Global menu

Our global pages


Lawbite: Not all or nothing … the test of reasonableness

  • United Kingdom
  • Construction and engineering
  • Real estate dispute resolution
  • Real estate litigation


No.1 West India Quay (Residential) Ltd v East Tower Apartments Ltd [2018] EWCA Civ 250

The Court of Appeal has overturned the High Court’s decision and confirmed that where two out of three of the landlord’s reasons for refusing consent to assign were reasonable, the decision itself was reasonable.

The landlord, No. 1 West India Quay (Residential) Ltd, had put forward three reasons to explain its refusal to consent to an assignment of its tenant, East Tower Apartments Ltd’s interest. The High Court found that whilst two out of the three reasons were reasonable that did not make it reasonable to refuse consent.

The Court of Appeal disagreed. It considered that the theme running through the authorities in this area of the law was that “if the decision would have been the same without reliance on the bad reason, then the decision (looked at overall) is good”. It also found this to be consistent with other areas of the law such as in contractual disputes, where a contracting party can rely on a good reasons for asserting a breach by the other party, even where it originally put forward good and bad reasons.

The key question is “.. whether the decision to refuse consent was reasonable; not whether all the reasons for the decision were reasonable..”.

Key points

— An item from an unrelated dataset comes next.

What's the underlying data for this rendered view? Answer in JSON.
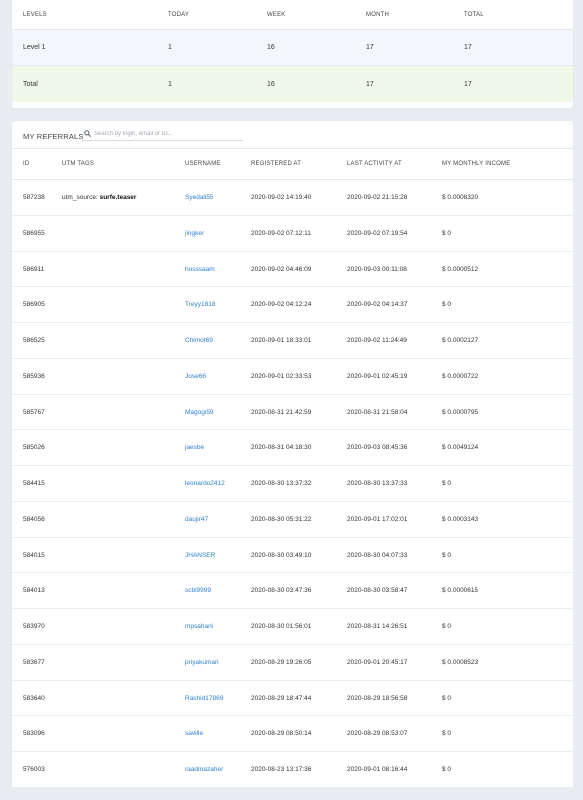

  • Widely reported upon at the time, the case in the High Court (itself an appeal) was worrying to landlords who had always proceeded on the basis that it was the overall decision which needed to be reasonable rather than each component reasons.
  • The case should not, however, be taken to be saying that provided that you have one good reason to refuse consent you will always be seen as having been reasonable in doing so. Here a key factor for the Court was that it considered the reasons given by the landlord to be free-standing reasons each of which had causative effect, and two of them were reasonable.